Am I jumping the gun on this since it’s only been two months? Is there anything I can do to help him have better financial habits? Or is he just a lost cause?
First of all, two months is way too early to really know anything. You are far from the part of the relationship where you would be merging finances (I hope), and probably also far from the part where you have any real idea of how much you stand a chance long-term. This has nothing to do with the money, and everything to do with the fact that two months is ridiculously new for a relationship, and it’s likely that the two of you are very much still in the lavender haze. Enjoy it, but also realize that asking yourself this kind of question is a little premature. For now, you’re still figuring each other out. And while, yes, this money thing is definitely something to be addressed, you’re not yet at the point in getting to know each other where it would really be appropriate to sit him down with an Excel sheet and a scolding look and start laying down the law.
That being said, this guy sounds a lot like me when I first met Marc (albeit an extreme version), and we started really talking money stuff just shy of the year mark, when it became clear that we were really in this for the long-term and therefore gave a shit about what the other person was like with things like money. (This was post-us vacationing together, meeting parents, etc, so likely much further down the emotional line than you guys are today.)

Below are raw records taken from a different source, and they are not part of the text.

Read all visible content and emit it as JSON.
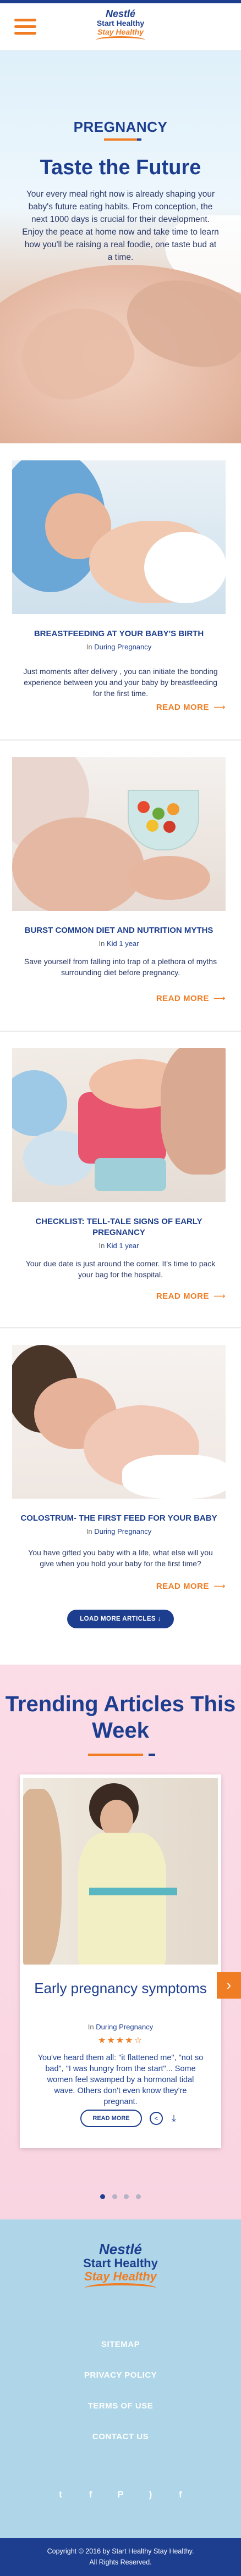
{
  "header": {
    "logo": {
      "line1": "Nestlé",
      "line2": "Start Healthy",
      "line3": "Stay Healthy"
    }
  },
  "hero": {
    "label": "PREGNANCY",
    "heading": "Taste the Future",
    "text": "Your every meal right now is already shaping your baby's future eating habits. From conception, the next 1000 days is crucial for their development. Enjoy the peace at home now and take time to learn how you'll be raising a real foodie, one taste bud at a time."
  },
  "articles": [
    {
      "title": "BREASTFEEDING AT YOUR BABY'S BIRTH",
      "category_prefix": "In",
      "category": "During Pregnancy",
      "desc": "Just moments after delivery , you can initiate the bonding experience between you and your baby by breastfeeding for the first time.",
      "readmore": "READ MORE"
    },
    {
      "title": "BURST COMMON DIET AND NUTRITION MYTHS",
      "category_prefix": "In",
      "category": "Kid 1 year",
      "desc": "Save yourself from falling into trap of a plethora of myths surrounding diet before pregnancy.",
      "readmore": "READ MORE"
    },
    {
      "title": "CHECKLIST: TELL-TALE SIGNS OF EARLY PREGNANCY",
      "category_prefix": "In",
      "category": "Kid 1 year",
      "desc": "Your due date is just around the corner. It's time to pack your bag for the hospital.",
      "readmore": "READ MORE"
    },
    {
      "title": "COLOSTRUM- THE FIRST FEED  FOR YOUR BABY",
      "category_prefix": "In",
      "category": "During Pregnancy",
      "desc": "You have gifted you baby with a life, what else will you give when you hold your baby for the first time?",
      "readmore": "READ MORE"
    }
  ],
  "load_more": "LOAD MORE ARTICLES",
  "trending": {
    "heading": "Trending Articles This Week",
    "card": {
      "title": "Early pregnancy symptoms",
      "category_prefix": "In",
      "category": "During Pregnancy",
      "rating": 4,
      "rating_max": 5,
      "stars": "★★★★☆",
      "desc": "You've heard them all: \"it flattened me\", \"not so bad\", \"I was hungry from the start\"... Some women feel swamped by a hormonal tidal wave. Others don't even know they're pregnant.",
      "button": "READ MORE"
    },
    "dots": 4,
    "active_dot": 0
  },
  "footer": {
    "logo": {
      "line1": "Nestlé",
      "line2": "Start Healthy",
      "line3": "Stay Healthy"
    },
    "links": [
      "SITEMAP",
      "PRIVACY POLICY",
      "TERMS OF USE",
      "CONTACT US"
    ],
    "social": [
      "twitter",
      "facebook",
      "pinterest",
      "rss",
      "facebook-f"
    ],
    "copyright_line1": "Copyright © 2016 by Start Healthy Stay Healthy.",
    "copyright_line2": "All Rights Reserved."
  },
  "colors": {
    "primary": "#1d3e8f",
    "accent": "#f07c23",
    "trending_bg": "#fbdde7",
    "footer_bg": "#aed6e8"
  }
}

But the conversation came, and it became clear that two things were essential: One, I knew that my relationship to money was pretty messed up and that I couldn’t continue like that as a functional adult, much less a functional adult in a serious relationship. And two, I wanted to change and was willing to do the difficult stuff to make that happen. This meant learning exactly what I was doing wrong, relinquishing some control to him about things to get my finances in order, letting him hold me accountable for things like rehabbing my credit score, and being watched like a hawk about all things money for the first few years. I was not to be left to my own devices, and that required some humbling on my part. But it was all for the better, and although I am definitely more self-sufficient now, it also taught me that, long-term, it’s better if he takes the lead on money stuff (as long as I stay informed and an active participant in my own future). He is more attuned to planning, organizing, and being meticulous, and that’s not a bad thing — but in order for someone like him to be serious about someone like me, I at least had to reach the bare minimum, which was “not being actively destructive to our shared financial life.”
I think a similar conversation can happen with this guy if it works out, but first I would recommend letting the relationship flower a bit more before you decide whether it’s worth it or not to have an Extreme Makeover: Checking Account Edition on his life. Because of the past you mentioned with this kind of stuff, you seem a bit hyper-attuned to the money aspects of relationships, and while that’s not a bad thing, it’s also jumping the gun a bit at the two month stage. If you guys decide you want to make it work for real, he has to own up to some serious shit, financially, and let you help him. That conversation will be a tough one, but speaking as someone who has come through the other side of it, nothing has been more valuable.